Lawmakers will debate 11 testing-related bills this year. These moms came out in support of two of them.

Both do several things. But the end result is taking power away from state and federal governments and giving it to local school districts.

“Colorado legislators need to listen, they need to listen now,” mom Anita Stapleton said.

They know their passion at the State Capitol could mean changes in their kids’ classrooms.

“What’s happening to this country? I came to a free country,” said mom and former Chinese citizen, Lily Tang Wiliiams at a press conference inside the Capitol’s West Foyer.

“If our public servants will not stand, then we the parents and taxpayers will,” said mom Bethany Drosendahl.

These moms said educational testing is testing their patience.

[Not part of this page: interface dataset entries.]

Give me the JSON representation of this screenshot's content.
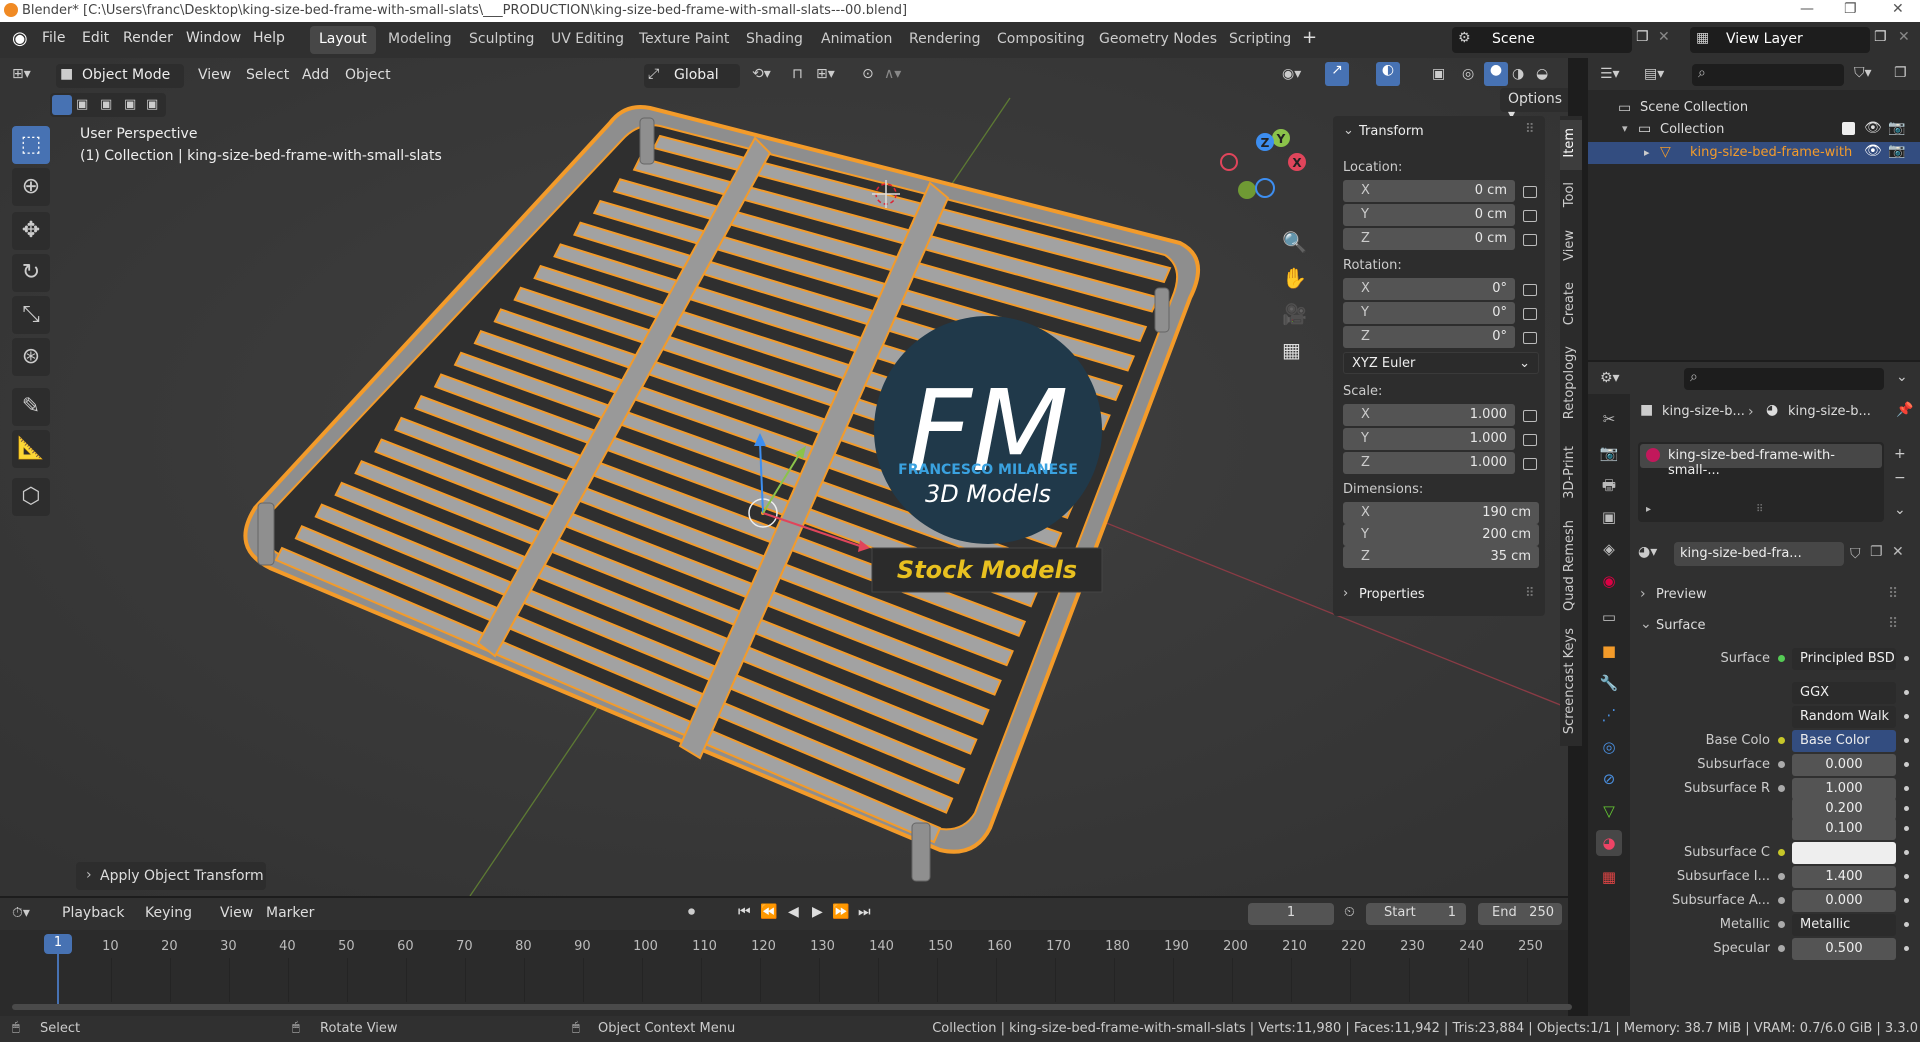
{
  "app": {
    "title": "Blender* [C:\\Users\\franc\\Desktop\\king-size-bed-frame-with-small-slats\\___PRODUCTION\\king-size-bed-frame-with-small-slats---00.blend]"
  },
  "menu": [
    "File",
    "Edit",
    "Render",
    "Window",
    "Help"
  ],
  "workspaces": [
    "Layout",
    "Modeling",
    "Sculpting",
    "UV Editing",
    "Texture Paint",
    "Shading",
    "Animation",
    "Rendering",
    "Compositing",
    "Geometry Nodes",
    "Scripting"
  ],
  "active_workspace": "Layout",
  "scene": "Scene",
  "view_layer": "View Layer",
  "viewport": {
    "mode": "Object Mode",
    "menus": [
      "View",
      "Select",
      "Add",
      "Object"
    ],
    "orientation": "Global",
    "options": "Options",
    "perspective": "User Perspective",
    "context": "(1) Collection | king-size-bed-frame-with-small-slats",
    "last_op": "Apply Object Transform",
    "logo_fm": "FM",
    "logo_name": "FRANCESCO MILANESE",
    "logo_sub": "3D Models",
    "logo_badge": "Stock Models",
    "gizmo": {
      "x": "X",
      "y": "Y",
      "z": "Z"
    }
  },
  "npanel": {
    "transform": "Transform",
    "location_label": "Location:",
    "location": [
      {
        "k": "X",
        "v": "0 cm"
      },
      {
        "k": "Y",
        "v": "0 cm"
      },
      {
        "k": "Z",
        "v": "0 cm"
      }
    ],
    "rotation_label": "Rotation:",
    "rotation": [
      {
        "k": "X",
        "v": "0°"
      },
      {
        "k": "Y",
        "v": "0°"
      },
      {
        "k": "Z",
        "v": "0°"
      }
    ],
    "rotation_mode": "XYZ Euler",
    "scale_label": "Scale:",
    "scale": [
      {
        "k": "X",
        "v": "1.000"
      },
      {
        "k": "Y",
        "v": "1.000"
      },
      {
        "k": "Z",
        "v": "1.000"
      }
    ],
    "dimensions_label": "Dimensions:",
    "dimensions": [
      {
        "k": "X",
        "v": "190 cm"
      },
      {
        "k": "Y",
        "v": "200 cm"
      },
      {
        "k": "Z",
        "v": "35 cm"
      }
    ],
    "properties": "Properties",
    "tabs": [
      "Item",
      "Tool",
      "View",
      "Create",
      "Retopology",
      "3D-Print",
      "Quad Remesh",
      "Screencast Keys"
    ]
  },
  "outliner": {
    "scene_collection": "Scene Collection",
    "collection": "Collection",
    "object": "king-size-bed-frame-with"
  },
  "properties": {
    "breadcrumb_a": "king-size-b...",
    "breadcrumb_b": "king-size-b...",
    "material_slot": "king-size-bed-frame-with-small-...",
    "material_name": "king-size-bed-fra...",
    "preview": "Preview",
    "surface_section": "Surface",
    "rows": [
      {
        "k": "Surface",
        "v": "Principled BSDF"
      },
      {
        "k": "",
        "v": "GGX"
      },
      {
        "k": "",
        "v": "Random Walk"
      },
      {
        "k": "Base Colo",
        "v": "Base Color"
      },
      {
        "k": "Subsurface",
        "v": "0.000"
      },
      {
        "k": "Subsurface R",
        "v": "1.000"
      },
      {
        "k": "",
        "v": "0.200"
      },
      {
        "k": "",
        "v": "0.100"
      },
      {
        "k": "Subsurface C",
        "v": ""
      },
      {
        "k": "Subsurface I...",
        "v": "1.400"
      },
      {
        "k": "Subsurface A...",
        "v": "0.000"
      },
      {
        "k": "Metallic",
        "v": "Metallic"
      },
      {
        "k": "Specular",
        "v": "0.500"
      }
    ]
  },
  "timeline": {
    "menus": [
      "Playback",
      "Keying",
      "View",
      "Marker"
    ],
    "current_frame": "1",
    "start_label": "Start",
    "start": "1",
    "end_label": "End",
    "end": "250",
    "ticks": [
      "1",
      "10",
      "20",
      "30",
      "40",
      "50",
      "60",
      "70",
      "80",
      "90",
      "100",
      "110",
      "120",
      "130",
      "140",
      "150",
      "160",
      "170",
      "180",
      "190",
      "200",
      "210",
      "220",
      "230",
      "240",
      "250"
    ]
  },
  "statusbar": {
    "select": "Select",
    "rotate": "Rotate View",
    "context": "Object Context Menu",
    "info": "Collection | king-size-bed-frame-with-small-slats | Verts:11,980 | Faces:11,942 | Tris:23,884 | Objects:1/1 | Memory: 38.7 MiB | VRAM: 0.7/6.0 GiB | 3.3.0"
  },
  "colors": {
    "accent": "#4772b3",
    "select_orange": "#f39b2a",
    "slat": "#9b9b9b",
    "axis_x": "#e0455b",
    "axis_y": "#8bc34a",
    "axis_z": "#3d8ef0"
  }
}
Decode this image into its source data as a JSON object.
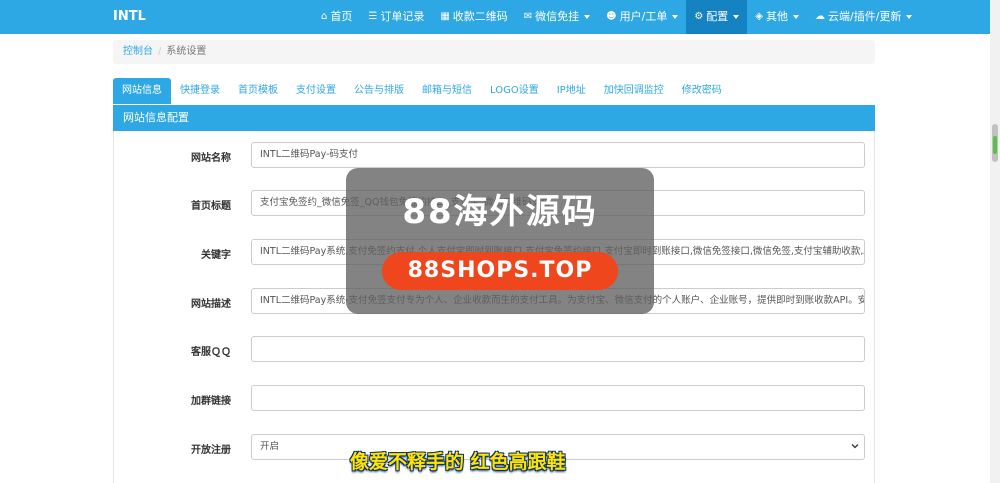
{
  "navbar": {
    "brand": "INTL",
    "items": [
      {
        "icon": "home-icon",
        "glyph": "⌂",
        "label": "首页"
      },
      {
        "icon": "list-icon",
        "glyph": "☰",
        "label": "订单记录"
      },
      {
        "icon": "qrcode-icon",
        "glyph": "▦",
        "label": "收款二维码"
      },
      {
        "icon": "wechat-icon",
        "glyph": "✉",
        "label": "微信免挂"
      },
      {
        "icon": "user-icon",
        "glyph": "☻",
        "label": "用户/工单"
      },
      {
        "icon": "gear-icon",
        "glyph": "⚙",
        "label": "配置"
      },
      {
        "icon": "cube-icon",
        "glyph": "◈",
        "label": "其他"
      },
      {
        "icon": "cloud-icon",
        "glyph": "☁",
        "label": "云端/插件/更新"
      }
    ]
  },
  "breadcrumb": {
    "home": "控制台",
    "separator": "/",
    "current": "系统设置"
  },
  "tabs": [
    "网站信息",
    "快捷登录",
    "首页模板",
    "支付设置",
    "公告与排版",
    "邮箱与短信",
    "LOGO设置",
    "IP地址",
    "加快回调监控",
    "修改密码"
  ],
  "panel": {
    "title": "网站信息配置"
  },
  "form": {
    "site_name": {
      "label": "网站名称",
      "value": "INTL二维码Pay-码支付"
    },
    "home_title": {
      "label": "首页标题",
      "value": "支付宝免签约_微信免签_QQ钱包免签约接口_支付宝_微信二维码支付"
    },
    "keywords": {
      "label": "关键字",
      "value": "INTL二维码Pay系统,支付免签约支付,个人支付宝即时到账接口,支付宝免签约接口,支付宝即时到账接口,微信免签接口,微信免签,支付宝辅助收款,A"
    },
    "description": {
      "label": "网站描述",
      "value": "INTL二维码Pay系统-支付免签支付专为个人、企业收款而生的支付工具。为支付宝、微信支付的个人账户、企业账号，提供即时到账收款API。安"
    },
    "service_qq": {
      "label": "客服ＱＱ",
      "value": ""
    },
    "group_link": {
      "label": "加群链接",
      "value": ""
    },
    "registration": {
      "label": "开放注册",
      "value": "开启"
    }
  },
  "watermark": {
    "title": "88海外源码",
    "url": "88SHOPS.TOP"
  },
  "caption": "像爱不释手的 红色高跟鞋",
  "colors": {
    "primary": "#2ea8e5",
    "active_nav": "#1582c1",
    "watermark_pill": "#f0461e",
    "caption": "#ffe400"
  }
}
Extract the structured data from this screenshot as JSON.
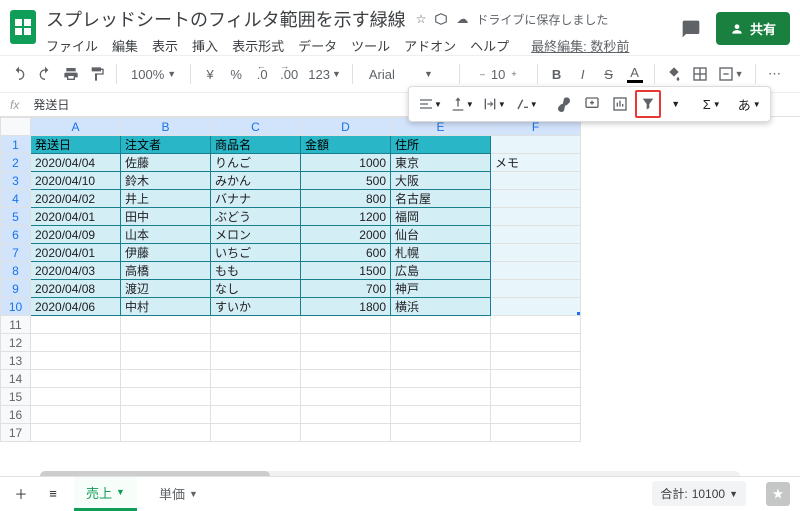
{
  "doc": {
    "title": "スプレッドシートのフィルタ範囲を示す緑線",
    "drive_status": "ドライブに保存しました",
    "last_edit": "最終編集: 数秒前",
    "share_label": "共有"
  },
  "menu": [
    "ファイル",
    "編集",
    "表示",
    "挿入",
    "表示形式",
    "データ",
    "ツール",
    "アドオン",
    "ヘルプ"
  ],
  "toolbar": {
    "zoom": "100%",
    "currency": "¥",
    "percent": "%",
    "dec_dec": ".0",
    "inc_dec": ".00",
    "numfmt": "123",
    "font": "Arial",
    "size": "10",
    "bold": "B",
    "italic": "I",
    "strike": "S",
    "underline_a": "A",
    "input_lang": "あ"
  },
  "fx": {
    "label": "fx",
    "value": "発送日"
  },
  "columns": [
    "A",
    "B",
    "C",
    "D",
    "E",
    "F"
  ],
  "headers": [
    "発送日",
    "注文者",
    "商品名",
    "金額",
    "住所"
  ],
  "memo_label": "メモ",
  "rows": [
    {
      "date": "2020/04/04",
      "name": "佐藤",
      "item": "りんご",
      "amount": "1000",
      "addr": "東京"
    },
    {
      "date": "2020/04/10",
      "name": "鈴木",
      "item": "みかん",
      "amount": "500",
      "addr": "大阪"
    },
    {
      "date": "2020/04/02",
      "name": "井上",
      "item": "バナナ",
      "amount": "800",
      "addr": "名古屋"
    },
    {
      "date": "2020/04/01",
      "name": "田中",
      "item": "ぶどう",
      "amount": "1200",
      "addr": "福岡"
    },
    {
      "date": "2020/04/09",
      "name": "山本",
      "item": "メロン",
      "amount": "2000",
      "addr": "仙台"
    },
    {
      "date": "2020/04/01",
      "name": "伊藤",
      "item": "いちご",
      "amount": "600",
      "addr": "札幌"
    },
    {
      "date": "2020/04/03",
      "name": "高橋",
      "item": "もも",
      "amount": "1500",
      "addr": "広島"
    },
    {
      "date": "2020/04/08",
      "name": "渡辺",
      "item": "なし",
      "amount": "700",
      "addr": "神戸"
    },
    {
      "date": "2020/04/06",
      "name": "中村",
      "item": "すいか",
      "amount": "1800",
      "addr": "横浜"
    }
  ],
  "empty_rows": [
    11,
    12,
    13,
    14,
    15,
    16,
    17
  ],
  "tabs": {
    "active": "売上",
    "other": "単価"
  },
  "summary": {
    "label": "合計:",
    "value": "10100"
  }
}
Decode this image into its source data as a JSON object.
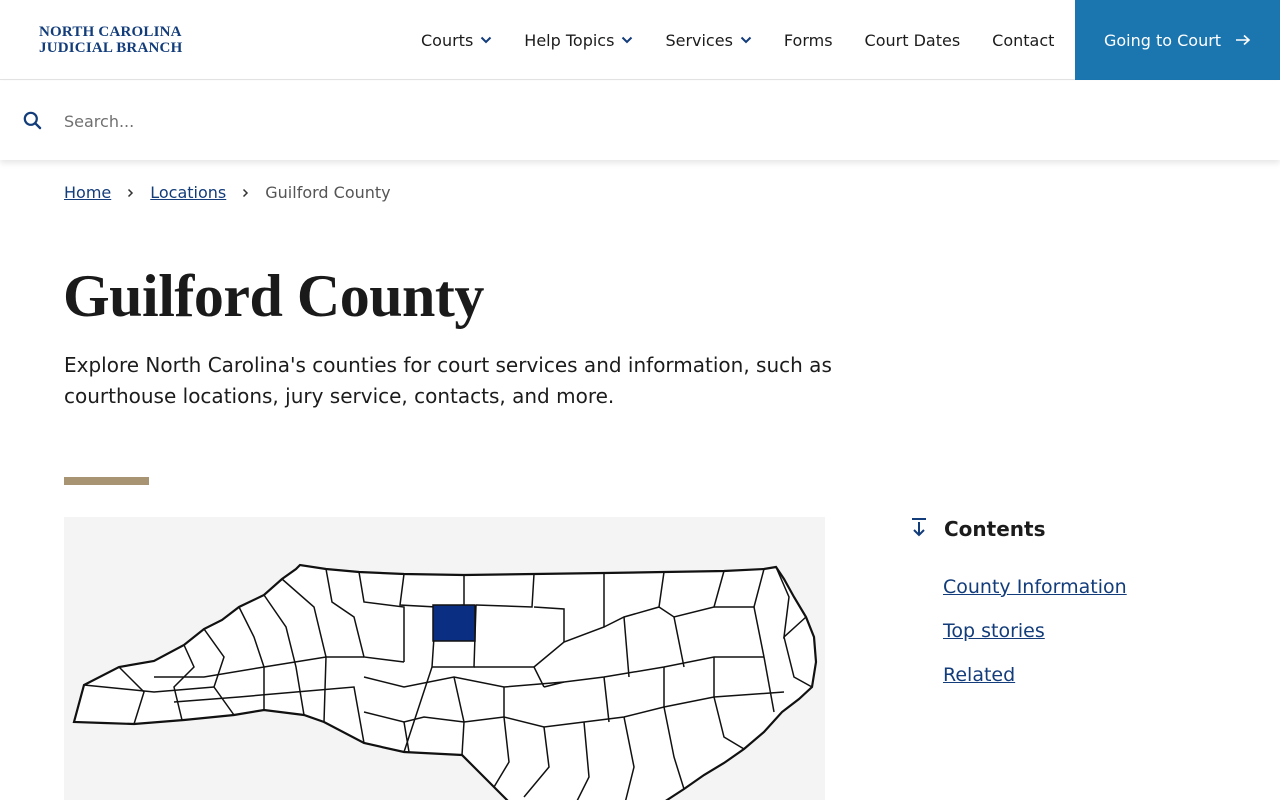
{
  "header": {
    "logo_line1": "NORTH CAROLINA",
    "logo_line2": "JUDICIAL BRANCH",
    "nav": [
      {
        "label": "Courts",
        "dropdown": true
      },
      {
        "label": "Help Topics",
        "dropdown": true
      },
      {
        "label": "Services",
        "dropdown": true
      },
      {
        "label": "Forms",
        "dropdown": false
      },
      {
        "label": "Court Dates",
        "dropdown": false
      },
      {
        "label": "Contact",
        "dropdown": false
      }
    ],
    "cta_label": "Going to Court"
  },
  "search": {
    "placeholder": "Search...",
    "value": ""
  },
  "breadcrumb": {
    "home": "Home",
    "locations": "Locations",
    "current": "Guilford County"
  },
  "page": {
    "title": "Guilford County",
    "intro": "Explore North Carolina's counties for court services and information, such as courthouse locations, jury service, contacts, and more."
  },
  "contents": {
    "title": "Contents",
    "items": [
      "County Information",
      "Top stories",
      "Related"
    ]
  },
  "colors": {
    "brand_blue": "#123c7a",
    "cta_blue": "#1b76b0",
    "accent_tan": "#a89472",
    "highlight_county": "#0a2e82"
  }
}
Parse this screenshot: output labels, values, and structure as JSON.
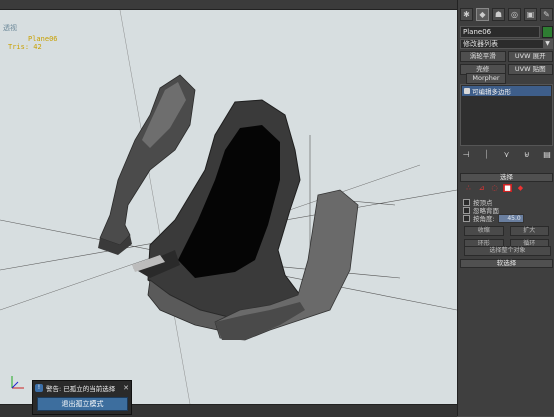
{
  "viewport": {
    "label": "透视",
    "object_name": "Plane06",
    "object_info": "Tris: 42",
    "background_color": "#d7dee0"
  },
  "panel": {
    "tabs": [
      "create-icon",
      "modify-icon",
      "hierarchy-icon",
      "motion-icon",
      "display-icon",
      "utilities-icon"
    ],
    "object_name": "Plane06",
    "object_color": "#2e7d32",
    "modifier_list": "修改器列表",
    "buttons": [
      "涡轮平滑",
      "UVW 展开",
      "壳修",
      "UVW 贴图"
    ],
    "morpher_label": "Morpher",
    "stack_item": "可编辑多边形",
    "selection_rollout": "选择",
    "checkboxes": [
      "按顶点",
      "忽略背面",
      "按角度:"
    ],
    "angle_value": "45.0",
    "small_buttons": [
      "收缩",
      "扩大",
      "环形",
      "循环"
    ],
    "wide_button": "选择整个对象",
    "soft_selection_rollout": "软选择",
    "accent_color": "#3e5e8a"
  },
  "notification": {
    "message": "警告: 已孤立的当前选择",
    "close_glyph": "✕",
    "exit_button": "退出孤立模式"
  }
}
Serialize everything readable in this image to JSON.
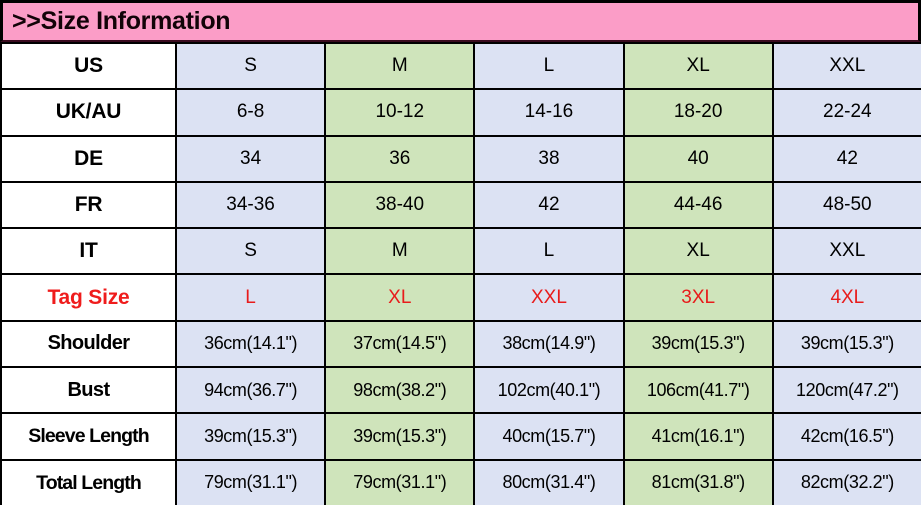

“We don’t trust them. We don’t see the data. We don’t see what they’ve collected. And we don’t get reports back until the following year when it’s not helping the child or a teacher,” mom Cheri Kiesecker said.

Senate Bill 257 reduces testing, puts on hold a law that ties teacher evaluations to student test scores, and allows school districts to pilot alternative test systems.

“It’s time to set our own standards that parents, educators, and experts can get behind and is supported by research,” said mom Gillian Moster.

Senate Bill 233, among other things, reduces testing to a federal minimum of 21 tests.

Right now, students take nearly 30.

“We spend hundreds of millions of dollars to compare children and institute competition …We want our millions of dollars to go to our children, to their classrooms. We want lower class sizes, broader curriculum, and intervention and prevention services,” said mom Lynn Roberts.

But now, they want lawmakers to listen to them.

They meet face to face, knowing this is the biggest test they’ve faced yet in support of their children.

“We are all just moms, we are all shaking in our boots, but these are our children,” says Moster.

It’s a test, they say, they can’t afford to fail.

Lawmakers were expected to debate the bills for hours.

When these bills were heard in the House, lawmakers listened and debated the issue for about six hours.